-- THE DATA follows --

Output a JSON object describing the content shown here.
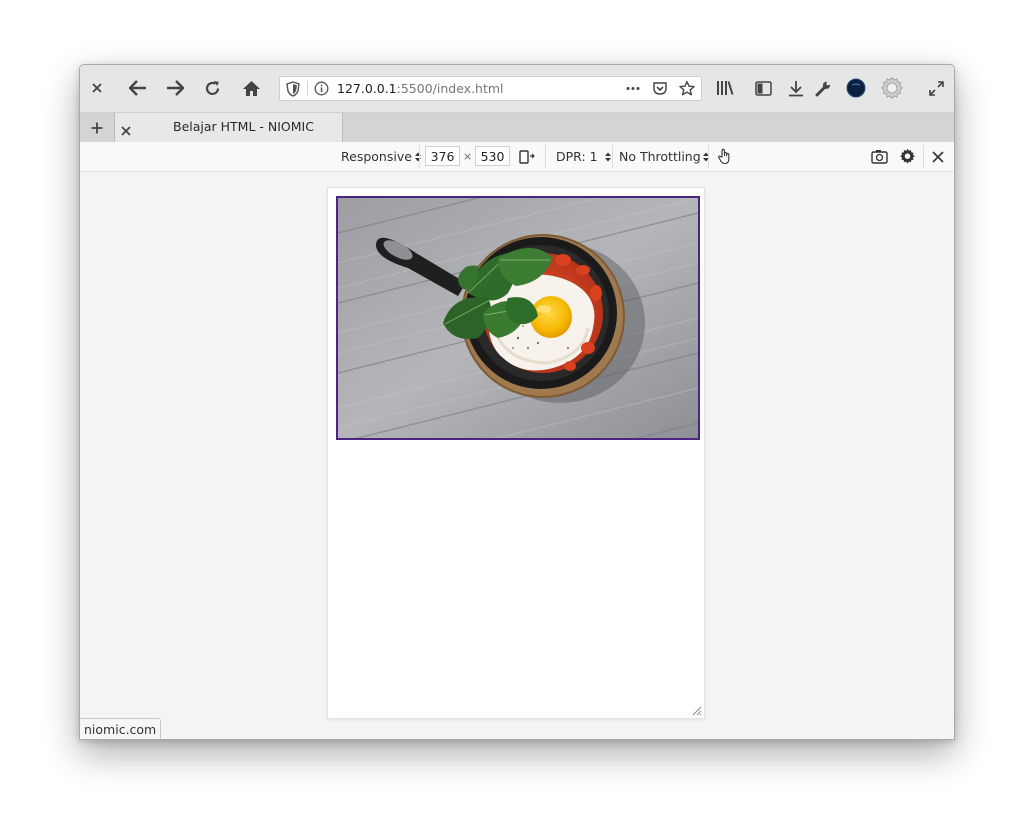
{
  "toolbar": {
    "close_icon": "close-icon",
    "back_icon": "back-arrow-icon",
    "forward_icon": "forward-arrow-icon",
    "reload_icon": "reload-icon",
    "home_icon": "home-icon",
    "url_host": "127.0.0.1",
    "url_rest": ":5500/index.html",
    "menu_icons": [
      "library-icon",
      "sidebar-icon",
      "download-icon",
      "wrench-icon",
      "account-avatar-icon",
      "settings-gear-icon",
      "fullscreen-icon"
    ]
  },
  "tabs": {
    "new_tab_label": "+",
    "active_title": "Belajar HTML - NIOMIC"
  },
  "responsive_toolbar": {
    "device_label": "Responsive",
    "width_value": "376",
    "times": "×",
    "height_value": "530",
    "dpr_label": "DPR: 1",
    "throttling_label": "No Throttling"
  },
  "page": {
    "image_alt": "shakshuka in cast iron pan"
  },
  "status": {
    "text": "niomic.com"
  },
  "colors": {
    "image_border": "#4b2580",
    "toolbar_bg": "#e6e6e6",
    "viewport_bg": "#f4f4f4"
  }
}
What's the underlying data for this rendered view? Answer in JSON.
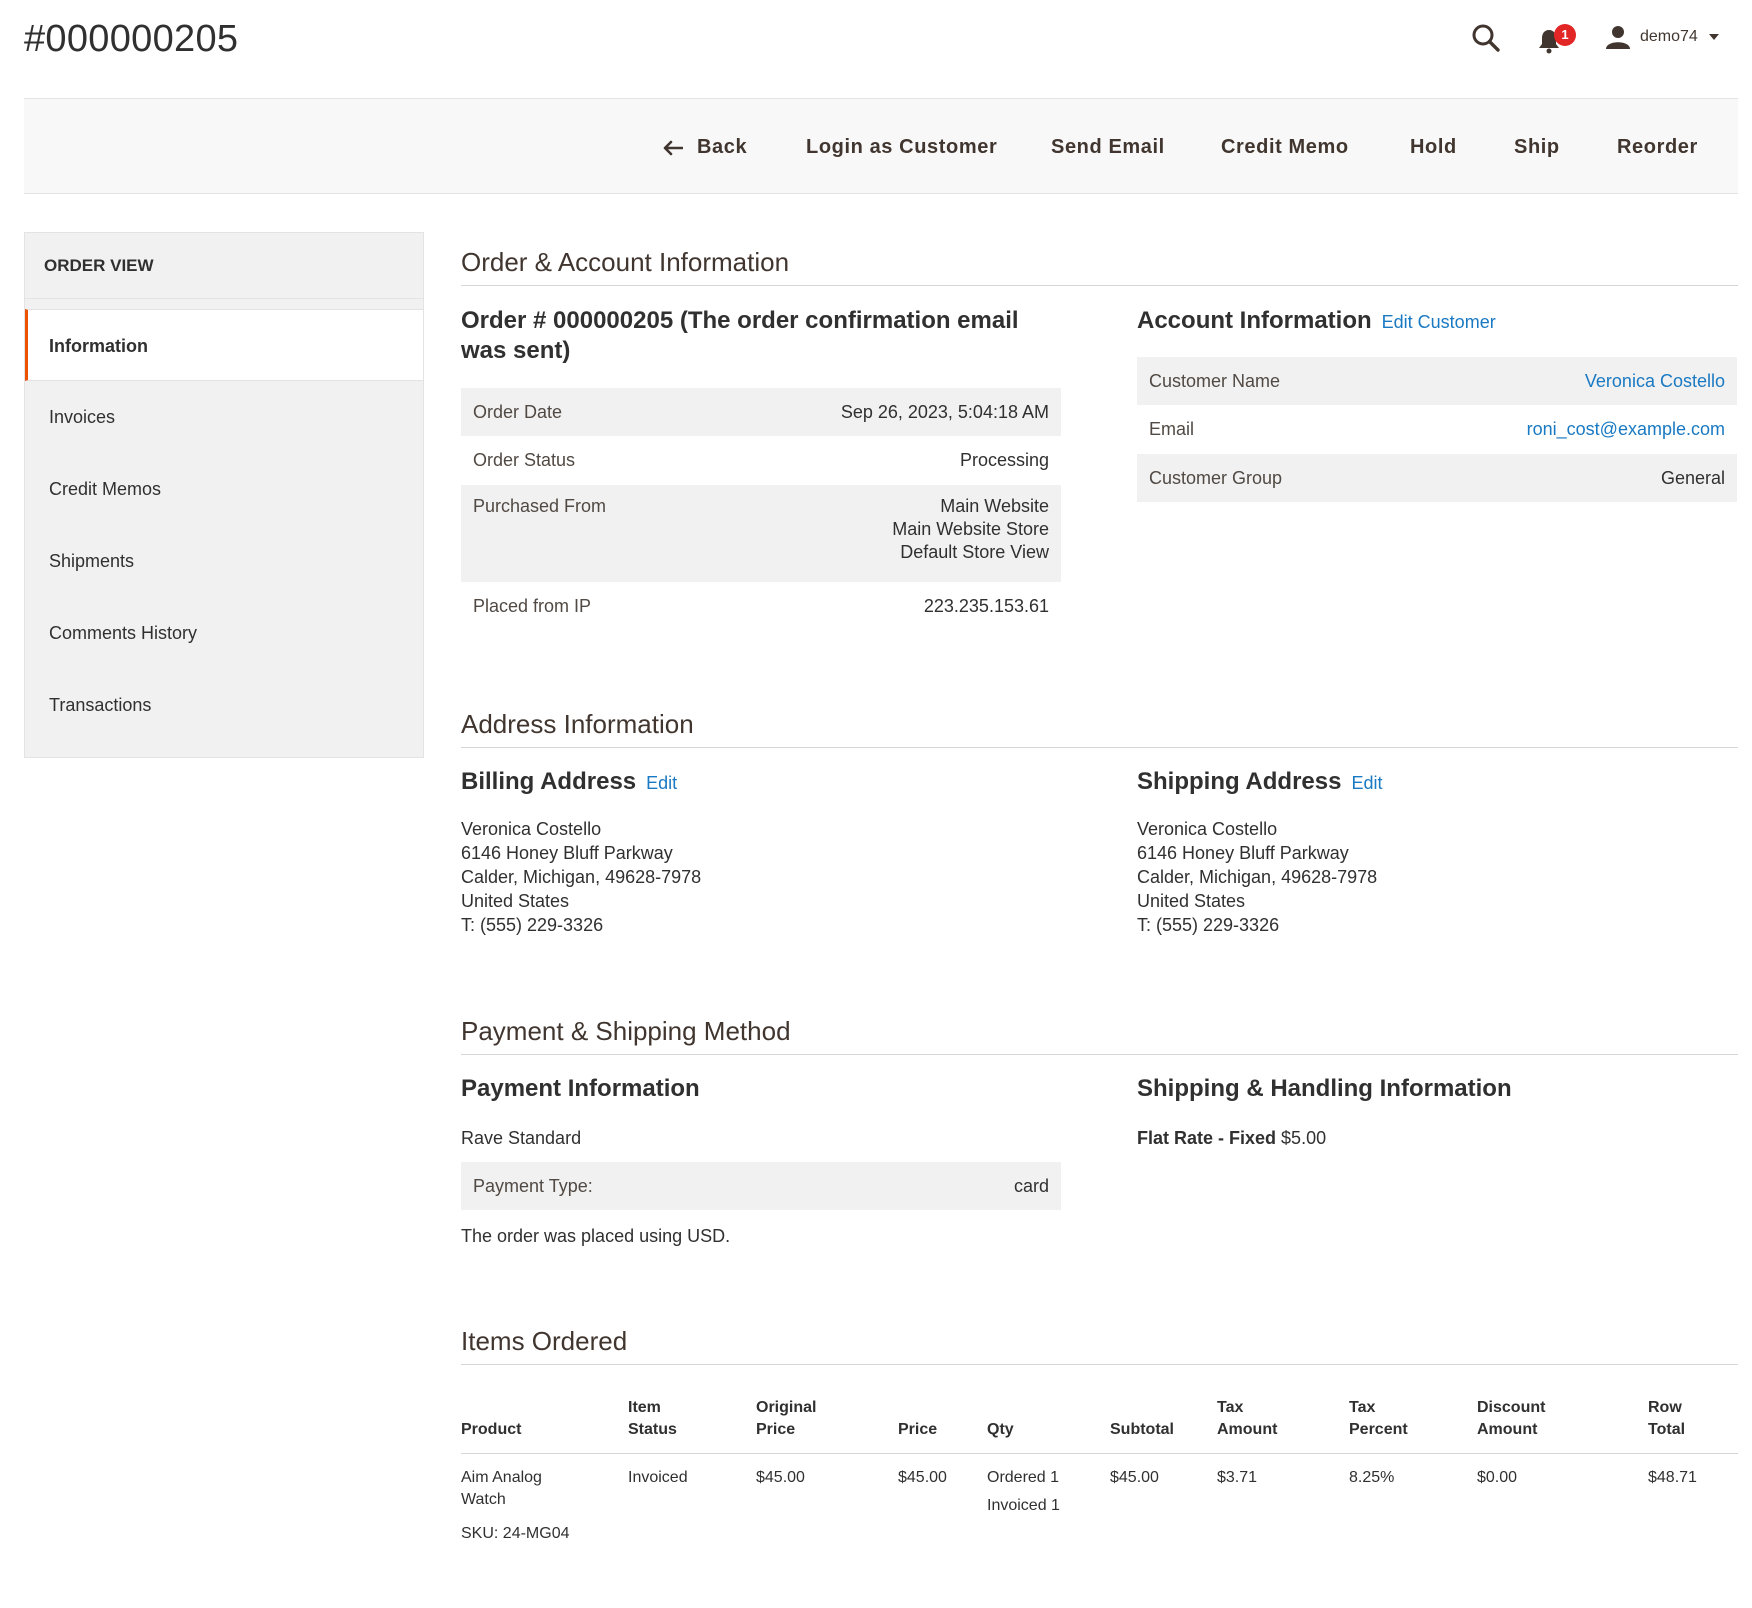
{
  "header": {
    "title": "#000000205",
    "notification_count": "1",
    "username": "demo74"
  },
  "actions": {
    "back": "Back",
    "login_as_customer": "Login as Customer",
    "send_email": "Send Email",
    "credit_memo": "Credit Memo",
    "hold": "Hold",
    "ship": "Ship",
    "reorder": "Reorder"
  },
  "sidebar": {
    "title": "ORDER VIEW",
    "items": [
      {
        "label": "Information"
      },
      {
        "label": "Invoices"
      },
      {
        "label": "Credit Memos"
      },
      {
        "label": "Shipments"
      },
      {
        "label": "Comments History"
      },
      {
        "label": "Transactions"
      }
    ]
  },
  "order_account": {
    "section_title": "Order & Account Information",
    "order_heading": "Order # 000000205 (The order confirmation email was sent)",
    "order_rows": {
      "date_label": "Order Date",
      "date_value": "Sep 26, 2023, 5:04:18 AM",
      "status_label": "Order Status",
      "status_value": "Processing",
      "purchased_label": "Purchased From",
      "purchased_line1": "Main Website",
      "purchased_line2": "Main Website Store",
      "purchased_line3": "Default Store View",
      "ip_label": "Placed from IP",
      "ip_value": "223.235.153.61"
    },
    "account_heading": "Account Information",
    "account_edit": "Edit Customer",
    "account_rows": {
      "name_label": "Customer Name",
      "name_value": "Veronica Costello",
      "email_label": "Email",
      "email_value": "roni_cost@example.com",
      "group_label": "Customer Group",
      "group_value": "General"
    }
  },
  "address": {
    "section_title": "Address Information",
    "billing_heading": "Billing Address",
    "shipping_heading": "Shipping Address",
    "edit_label": "Edit",
    "billing": {
      "name": "Veronica Costello",
      "street": "6146 Honey Bluff Parkway",
      "city": "Calder, Michigan, 49628-7978",
      "country": "United States",
      "phone": "T: (555) 229-3326"
    },
    "shipping": {
      "name": "Veronica Costello",
      "street": "6146 Honey Bluff Parkway",
      "city": "Calder, Michigan, 49628-7978",
      "country": "United States",
      "phone": "T: (555) 229-3326"
    }
  },
  "payment_shipping": {
    "section_title": "Payment & Shipping Method",
    "payment_heading": "Payment Information",
    "payment_method": "Rave Standard",
    "payment_type_label": "Payment Type:",
    "payment_type_value": "card",
    "currency_note": "The order was placed using USD.",
    "shipping_heading": "Shipping & Handling Information",
    "shipping_method_bold": "Flat Rate - Fixed",
    "shipping_method_price": "$5.00"
  },
  "items": {
    "section_title": "Items Ordered",
    "columns": {
      "product": "Product",
      "item_status_1": "Item",
      "item_status_2": "Status",
      "original_price_1": "Original",
      "original_price_2": "Price",
      "price": "Price",
      "qty": "Qty",
      "subtotal": "Subtotal",
      "tax_amount_1": "Tax",
      "tax_amount_2": "Amount",
      "tax_percent_1": "Tax",
      "tax_percent_2": "Percent",
      "discount_1": "Discount",
      "discount_2": "Amount",
      "row_total_1": "Row",
      "row_total_2": "Total"
    },
    "rows": [
      {
        "product_line1": "Aim Analog",
        "product_line2": "Watch",
        "sku": "SKU: 24-MG04",
        "status": "Invoiced",
        "original_price": "$45.00",
        "price": "$45.00",
        "qty_ordered": "Ordered 1",
        "qty_invoiced": "Invoiced 1",
        "subtotal": "$45.00",
        "tax_amount": "$3.71",
        "tax_percent": "8.25%",
        "discount": "$0.00",
        "row_total": "$48.71"
      }
    ]
  }
}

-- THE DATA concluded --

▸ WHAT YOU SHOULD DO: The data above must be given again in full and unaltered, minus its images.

▸ RESPONSE AREA:
Output a JSON object describing the content shown here.
{
  "toolbar": {
    "close_icon": "close-icon",
    "back_icon": "back-arrow-icon",
    "forward_icon": "forward-arrow-icon",
    "reload_icon": "reload-icon",
    "home_icon": "home-icon",
    "url_host": "127.0.0.1",
    "url_rest": ":5500/index.html",
    "menu_icons": [
      "library-icon",
      "sidebar-icon",
      "download-icon",
      "wrench-icon",
      "account-avatar-icon",
      "settings-gear-icon",
      "fullscreen-icon"
    ]
  },
  "tabs": {
    "new_tab_label": "+",
    "active_title": "Belajar HTML - NIOMIC"
  },
  "responsive_toolbar": {
    "device_label": "Responsive",
    "width_value": "376",
    "times": "×",
    "height_value": "530",
    "dpr_label": "DPR: 1",
    "throttling_label": "No Throttling"
  },
  "page": {
    "image_alt": "shakshuka in cast iron pan"
  },
  "status": {
    "text": "niomic.com"
  },
  "colors": {
    "image_border": "#4b2580",
    "toolbar_bg": "#e6e6e6",
    "viewport_bg": "#f4f4f4"
  }
}
What's the underlying data for this rendered view? Answer in JSON.
{
  "header": {
    "title": "#000000205",
    "notification_count": "1",
    "username": "demo74"
  },
  "actions": {
    "back": "Back",
    "login_as_customer": "Login as Customer",
    "send_email": "Send Email",
    "credit_memo": "Credit Memo",
    "hold": "Hold",
    "ship": "Ship",
    "reorder": "Reorder"
  },
  "sidebar": {
    "title": "ORDER VIEW",
    "items": [
      {
        "label": "Information"
      },
      {
        "label": "Invoices"
      },
      {
        "label": "Credit Memos"
      },
      {
        "label": "Shipments"
      },
      {
        "label": "Comments History"
      },
      {
        "label": "Transactions"
      }
    ]
  },
  "order_account": {
    "section_title": "Order & Account Information",
    "order_heading": "Order # 000000205 (The order confirmation email was sent)",
    "order_rows": {
      "date_label": "Order Date",
      "date_value": "Sep 26, 2023, 5:04:18 AM",
      "status_label": "Order Status",
      "status_value": "Processing",
      "purchased_label": "Purchased From",
      "purchased_line1": "Main Website",
      "purchased_line2": "Main Website Store",
      "purchased_line3": "Default Store View",
      "ip_label": "Placed from IP",
      "ip_value": "223.235.153.61"
    },
    "account_heading": "Account Information",
    "account_edit": "Edit Customer",
    "account_rows": {
      "name_label": "Customer Name",
      "name_value": "Veronica Costello",
      "email_label": "Email",
      "email_value": "roni_cost@example.com",
      "group_label": "Customer Group",
      "group_value": "General"
    }
  },
  "address": {
    "section_title": "Address Information",
    "billing_heading": "Billing Address",
    "shipping_heading": "Shipping Address",
    "edit_label": "Edit",
    "billing": {
      "name": "Veronica Costello",
      "street": "6146 Honey Bluff Parkway",
      "city": "Calder, Michigan, 49628-7978",
      "country": "United States",
      "phone": "T: (555) 229-3326"
    },
    "shipping": {
      "name": "Veronica Costello",
      "street": "6146 Honey Bluff Parkway",
      "city": "Calder, Michigan, 49628-7978",
      "country": "United States",
      "phone": "T: (555) 229-3326"
    }
  },
  "payment_shipping": {
    "section_title": "Payment & Shipping Method",
    "payment_heading": "Payment Information",
    "payment_method": "Rave Standard",
    "payment_type_label": "Payment Type:",
    "payment_type_value": "card",
    "currency_note": "The order was placed using USD.",
    "shipping_heading": "Shipping & Handling Information",
    "shipping_method_bold": "Flat Rate - Fixed",
    "shipping_method_price": "$5.00"
  },
  "items": {
    "section_title": "Items Ordered",
    "columns": {
      "product": "Product",
      "item_status_1": "Item",
      "item_status_2": "Status",
      "original_price_1": "Original",
      "original_price_2": "Price",
      "price": "Price",
      "qty": "Qty",
      "subtotal": "Subtotal",
      "tax_amount_1": "Tax",
      "tax_amount_2": "Amount",
      "tax_percent_1": "Tax",
      "tax_percent_2": "Percent",
      "discount_1": "Discount",
      "discount_2": "Amount",
      "row_total_1": "Row",
      "row_total_2": "Total"
    },
    "rows": [
      {
        "product_line1": "Aim Analog",
        "product_line2": "Watch",
        "sku": "SKU: 24-MG04",
        "status": "Invoiced",
        "original_price": "$45.00",
        "price": "$45.00",
        "qty_ordered": "Ordered 1",
        "qty_invoiced": "Invoiced 1",
        "subtotal": "$45.00",
        "tax_amount": "$3.71",
        "tax_percent": "8.25%",
        "discount": "$0.00",
        "row_total": "$48.71"
      }
    ]
  }
}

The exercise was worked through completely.